Available records section start

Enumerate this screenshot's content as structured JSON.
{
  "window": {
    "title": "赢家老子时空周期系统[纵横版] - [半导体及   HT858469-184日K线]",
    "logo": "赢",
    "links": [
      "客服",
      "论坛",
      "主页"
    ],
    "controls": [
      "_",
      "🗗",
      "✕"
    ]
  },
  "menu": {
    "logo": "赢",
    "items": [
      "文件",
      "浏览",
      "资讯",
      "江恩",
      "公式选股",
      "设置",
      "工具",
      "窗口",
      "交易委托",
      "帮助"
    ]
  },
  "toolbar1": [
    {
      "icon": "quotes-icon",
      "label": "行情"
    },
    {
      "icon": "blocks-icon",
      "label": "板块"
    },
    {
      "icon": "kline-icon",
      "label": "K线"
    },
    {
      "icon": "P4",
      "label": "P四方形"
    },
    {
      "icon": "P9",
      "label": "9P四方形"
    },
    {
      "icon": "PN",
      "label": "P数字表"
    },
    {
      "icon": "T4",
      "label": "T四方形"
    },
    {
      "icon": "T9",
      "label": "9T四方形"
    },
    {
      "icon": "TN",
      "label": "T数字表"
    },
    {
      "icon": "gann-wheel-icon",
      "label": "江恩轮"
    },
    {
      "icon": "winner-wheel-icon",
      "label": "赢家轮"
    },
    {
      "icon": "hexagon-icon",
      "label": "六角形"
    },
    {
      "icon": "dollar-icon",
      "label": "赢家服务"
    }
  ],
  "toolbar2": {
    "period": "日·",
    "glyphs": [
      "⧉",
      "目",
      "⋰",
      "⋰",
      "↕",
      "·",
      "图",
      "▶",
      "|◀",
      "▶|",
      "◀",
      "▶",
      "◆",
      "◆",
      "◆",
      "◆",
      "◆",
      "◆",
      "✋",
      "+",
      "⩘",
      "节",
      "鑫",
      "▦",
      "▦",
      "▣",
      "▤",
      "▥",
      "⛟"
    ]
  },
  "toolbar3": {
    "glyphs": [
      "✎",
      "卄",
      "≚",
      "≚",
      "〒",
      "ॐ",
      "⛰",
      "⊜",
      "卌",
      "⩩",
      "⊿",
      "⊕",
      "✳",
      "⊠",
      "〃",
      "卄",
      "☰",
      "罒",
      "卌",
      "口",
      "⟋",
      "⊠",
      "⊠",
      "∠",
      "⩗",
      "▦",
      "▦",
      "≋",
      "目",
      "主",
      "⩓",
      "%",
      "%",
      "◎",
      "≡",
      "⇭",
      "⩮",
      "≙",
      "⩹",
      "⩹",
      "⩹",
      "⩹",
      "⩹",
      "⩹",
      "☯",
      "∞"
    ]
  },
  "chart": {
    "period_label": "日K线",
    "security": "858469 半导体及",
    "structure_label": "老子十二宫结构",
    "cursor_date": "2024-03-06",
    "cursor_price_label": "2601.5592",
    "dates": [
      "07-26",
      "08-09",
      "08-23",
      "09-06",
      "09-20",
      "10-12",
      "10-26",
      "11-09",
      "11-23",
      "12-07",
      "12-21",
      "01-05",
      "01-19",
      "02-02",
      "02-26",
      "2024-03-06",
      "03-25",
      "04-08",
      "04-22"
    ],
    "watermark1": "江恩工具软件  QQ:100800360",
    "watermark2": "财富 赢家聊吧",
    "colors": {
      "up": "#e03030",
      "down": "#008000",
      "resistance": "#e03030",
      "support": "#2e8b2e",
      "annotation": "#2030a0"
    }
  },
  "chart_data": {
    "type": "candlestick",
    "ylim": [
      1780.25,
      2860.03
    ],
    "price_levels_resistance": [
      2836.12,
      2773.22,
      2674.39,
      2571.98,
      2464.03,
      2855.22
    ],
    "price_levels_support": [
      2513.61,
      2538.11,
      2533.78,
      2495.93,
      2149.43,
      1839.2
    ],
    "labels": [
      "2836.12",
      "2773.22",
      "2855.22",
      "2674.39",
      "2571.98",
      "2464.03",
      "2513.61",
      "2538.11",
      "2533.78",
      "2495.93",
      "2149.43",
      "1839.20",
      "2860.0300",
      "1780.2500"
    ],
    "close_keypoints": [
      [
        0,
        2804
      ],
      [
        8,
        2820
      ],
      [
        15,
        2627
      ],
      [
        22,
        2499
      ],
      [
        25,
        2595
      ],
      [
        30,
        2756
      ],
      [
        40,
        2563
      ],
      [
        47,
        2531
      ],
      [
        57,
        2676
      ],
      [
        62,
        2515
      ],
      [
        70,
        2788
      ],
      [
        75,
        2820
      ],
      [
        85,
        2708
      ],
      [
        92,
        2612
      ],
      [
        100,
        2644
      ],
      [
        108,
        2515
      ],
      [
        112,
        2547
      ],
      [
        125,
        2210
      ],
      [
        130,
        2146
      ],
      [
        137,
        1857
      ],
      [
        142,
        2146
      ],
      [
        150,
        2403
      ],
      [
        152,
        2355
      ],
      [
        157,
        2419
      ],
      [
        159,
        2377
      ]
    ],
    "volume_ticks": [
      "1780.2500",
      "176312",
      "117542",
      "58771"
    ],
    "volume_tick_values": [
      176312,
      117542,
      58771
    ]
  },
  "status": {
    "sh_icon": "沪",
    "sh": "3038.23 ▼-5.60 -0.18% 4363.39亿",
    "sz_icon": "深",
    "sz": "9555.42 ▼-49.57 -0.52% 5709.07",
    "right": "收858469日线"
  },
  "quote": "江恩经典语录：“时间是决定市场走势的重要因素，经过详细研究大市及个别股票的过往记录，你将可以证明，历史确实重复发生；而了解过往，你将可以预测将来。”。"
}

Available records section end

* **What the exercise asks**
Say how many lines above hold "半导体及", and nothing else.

* **Output of the task**
2